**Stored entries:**
------
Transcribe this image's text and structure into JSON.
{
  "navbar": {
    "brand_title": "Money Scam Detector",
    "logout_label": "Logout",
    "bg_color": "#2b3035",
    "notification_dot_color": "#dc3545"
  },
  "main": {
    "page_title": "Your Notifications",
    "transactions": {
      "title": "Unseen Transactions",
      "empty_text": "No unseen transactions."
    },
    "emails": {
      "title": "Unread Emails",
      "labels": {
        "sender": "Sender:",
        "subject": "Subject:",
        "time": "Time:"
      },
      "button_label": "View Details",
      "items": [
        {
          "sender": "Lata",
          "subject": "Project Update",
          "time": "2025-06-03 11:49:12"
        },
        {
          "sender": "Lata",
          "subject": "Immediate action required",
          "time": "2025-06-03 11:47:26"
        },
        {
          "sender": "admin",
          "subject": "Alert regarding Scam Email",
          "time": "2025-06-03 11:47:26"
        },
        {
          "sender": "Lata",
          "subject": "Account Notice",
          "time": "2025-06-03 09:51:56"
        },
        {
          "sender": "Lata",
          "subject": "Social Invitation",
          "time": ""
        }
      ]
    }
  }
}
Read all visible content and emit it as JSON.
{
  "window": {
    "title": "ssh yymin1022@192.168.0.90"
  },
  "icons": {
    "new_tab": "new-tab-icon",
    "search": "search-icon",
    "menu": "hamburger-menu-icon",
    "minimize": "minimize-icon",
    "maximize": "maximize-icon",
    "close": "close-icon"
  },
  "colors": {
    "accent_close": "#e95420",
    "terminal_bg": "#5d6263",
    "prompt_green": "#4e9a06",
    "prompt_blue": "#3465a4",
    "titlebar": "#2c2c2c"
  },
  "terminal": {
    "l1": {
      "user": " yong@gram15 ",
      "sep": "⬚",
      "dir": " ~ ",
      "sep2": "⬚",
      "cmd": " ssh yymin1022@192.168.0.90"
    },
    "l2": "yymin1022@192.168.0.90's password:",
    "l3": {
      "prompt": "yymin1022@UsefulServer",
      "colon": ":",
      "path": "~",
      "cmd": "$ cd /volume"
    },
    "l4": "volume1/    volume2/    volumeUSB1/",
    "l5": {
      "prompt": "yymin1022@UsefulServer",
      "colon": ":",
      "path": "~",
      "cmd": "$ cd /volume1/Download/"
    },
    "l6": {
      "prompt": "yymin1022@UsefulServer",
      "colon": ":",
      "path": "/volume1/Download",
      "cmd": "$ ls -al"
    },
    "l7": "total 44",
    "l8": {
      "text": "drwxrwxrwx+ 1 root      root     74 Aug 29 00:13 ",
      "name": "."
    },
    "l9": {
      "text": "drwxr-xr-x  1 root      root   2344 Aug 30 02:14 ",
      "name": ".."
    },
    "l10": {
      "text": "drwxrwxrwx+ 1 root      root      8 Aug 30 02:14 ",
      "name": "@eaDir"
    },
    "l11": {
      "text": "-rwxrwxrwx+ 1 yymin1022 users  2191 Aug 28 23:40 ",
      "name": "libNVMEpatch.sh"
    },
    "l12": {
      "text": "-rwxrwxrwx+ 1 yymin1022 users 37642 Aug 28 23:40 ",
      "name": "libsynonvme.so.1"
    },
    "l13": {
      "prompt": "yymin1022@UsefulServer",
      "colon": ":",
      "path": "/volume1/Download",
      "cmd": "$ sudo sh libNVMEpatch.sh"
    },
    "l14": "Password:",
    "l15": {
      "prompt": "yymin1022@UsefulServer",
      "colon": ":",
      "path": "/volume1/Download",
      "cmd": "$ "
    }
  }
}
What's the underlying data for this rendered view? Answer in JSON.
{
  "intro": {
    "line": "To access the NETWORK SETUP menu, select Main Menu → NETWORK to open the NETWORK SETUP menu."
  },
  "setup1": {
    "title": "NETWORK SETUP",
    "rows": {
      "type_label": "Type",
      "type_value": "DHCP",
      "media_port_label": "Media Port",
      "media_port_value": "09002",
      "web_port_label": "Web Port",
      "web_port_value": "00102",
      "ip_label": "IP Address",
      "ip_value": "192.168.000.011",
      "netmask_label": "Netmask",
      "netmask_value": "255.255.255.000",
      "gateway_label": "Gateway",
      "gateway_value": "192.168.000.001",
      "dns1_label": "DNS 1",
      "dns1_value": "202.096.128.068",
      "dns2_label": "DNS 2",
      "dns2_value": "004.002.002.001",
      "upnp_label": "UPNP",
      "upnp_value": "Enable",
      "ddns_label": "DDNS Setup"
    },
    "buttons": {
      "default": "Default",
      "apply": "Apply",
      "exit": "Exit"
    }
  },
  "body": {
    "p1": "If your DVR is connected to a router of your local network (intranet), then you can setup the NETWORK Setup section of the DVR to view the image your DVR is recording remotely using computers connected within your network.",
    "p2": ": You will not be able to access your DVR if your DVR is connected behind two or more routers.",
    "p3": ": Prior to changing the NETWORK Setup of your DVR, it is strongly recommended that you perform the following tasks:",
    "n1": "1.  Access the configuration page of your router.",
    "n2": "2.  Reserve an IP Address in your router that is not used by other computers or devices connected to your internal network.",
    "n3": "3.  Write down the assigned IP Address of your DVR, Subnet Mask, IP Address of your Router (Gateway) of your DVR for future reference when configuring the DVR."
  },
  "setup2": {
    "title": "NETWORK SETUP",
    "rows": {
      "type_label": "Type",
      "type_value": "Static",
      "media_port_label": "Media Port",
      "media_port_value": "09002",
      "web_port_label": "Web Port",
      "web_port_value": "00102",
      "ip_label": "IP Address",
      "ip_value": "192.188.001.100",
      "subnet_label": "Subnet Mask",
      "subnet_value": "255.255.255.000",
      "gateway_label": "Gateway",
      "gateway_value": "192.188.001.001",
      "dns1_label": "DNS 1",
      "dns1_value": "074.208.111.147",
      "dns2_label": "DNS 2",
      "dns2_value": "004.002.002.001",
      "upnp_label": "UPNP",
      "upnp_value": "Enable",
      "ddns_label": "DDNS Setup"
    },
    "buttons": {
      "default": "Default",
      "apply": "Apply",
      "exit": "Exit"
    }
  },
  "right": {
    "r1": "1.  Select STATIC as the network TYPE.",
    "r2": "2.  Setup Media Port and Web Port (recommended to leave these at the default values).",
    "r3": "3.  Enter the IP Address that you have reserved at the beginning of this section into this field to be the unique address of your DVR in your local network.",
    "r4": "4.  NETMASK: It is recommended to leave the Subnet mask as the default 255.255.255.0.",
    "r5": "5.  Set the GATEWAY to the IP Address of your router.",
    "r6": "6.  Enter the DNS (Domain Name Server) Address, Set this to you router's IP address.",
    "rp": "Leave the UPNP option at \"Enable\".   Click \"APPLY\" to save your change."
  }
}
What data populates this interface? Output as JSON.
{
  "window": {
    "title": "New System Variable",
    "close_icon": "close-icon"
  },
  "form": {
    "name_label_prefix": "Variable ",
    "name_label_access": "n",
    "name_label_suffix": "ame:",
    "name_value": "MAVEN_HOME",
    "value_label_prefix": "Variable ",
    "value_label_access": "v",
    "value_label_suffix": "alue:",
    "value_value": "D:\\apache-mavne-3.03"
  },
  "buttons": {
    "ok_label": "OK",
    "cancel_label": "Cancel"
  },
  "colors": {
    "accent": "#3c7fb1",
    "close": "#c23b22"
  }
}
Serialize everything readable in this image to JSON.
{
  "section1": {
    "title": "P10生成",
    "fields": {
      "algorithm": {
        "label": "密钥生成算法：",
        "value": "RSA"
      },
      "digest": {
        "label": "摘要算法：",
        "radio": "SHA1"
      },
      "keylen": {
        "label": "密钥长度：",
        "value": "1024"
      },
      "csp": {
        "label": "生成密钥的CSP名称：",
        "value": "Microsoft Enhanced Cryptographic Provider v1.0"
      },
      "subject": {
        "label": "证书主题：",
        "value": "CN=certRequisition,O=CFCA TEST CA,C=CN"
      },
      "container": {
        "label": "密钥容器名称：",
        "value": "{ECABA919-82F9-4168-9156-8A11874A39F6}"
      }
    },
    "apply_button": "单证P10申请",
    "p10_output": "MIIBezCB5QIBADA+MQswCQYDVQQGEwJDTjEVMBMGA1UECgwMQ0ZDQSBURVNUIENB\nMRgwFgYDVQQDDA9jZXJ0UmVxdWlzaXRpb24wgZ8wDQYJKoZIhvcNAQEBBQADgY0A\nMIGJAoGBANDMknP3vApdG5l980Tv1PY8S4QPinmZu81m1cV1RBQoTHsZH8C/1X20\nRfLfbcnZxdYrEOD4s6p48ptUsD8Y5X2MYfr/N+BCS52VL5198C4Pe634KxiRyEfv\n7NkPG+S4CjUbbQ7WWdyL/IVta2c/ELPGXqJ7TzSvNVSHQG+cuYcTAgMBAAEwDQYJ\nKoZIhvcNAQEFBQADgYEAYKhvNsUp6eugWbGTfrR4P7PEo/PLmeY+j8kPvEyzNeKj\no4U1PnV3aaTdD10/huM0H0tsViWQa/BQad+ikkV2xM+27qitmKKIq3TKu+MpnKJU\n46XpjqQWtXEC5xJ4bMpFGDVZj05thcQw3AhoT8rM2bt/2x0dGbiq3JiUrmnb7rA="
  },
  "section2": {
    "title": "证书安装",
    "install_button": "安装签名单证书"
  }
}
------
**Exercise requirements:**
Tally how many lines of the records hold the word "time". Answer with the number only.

**Solution to this exercise:**
6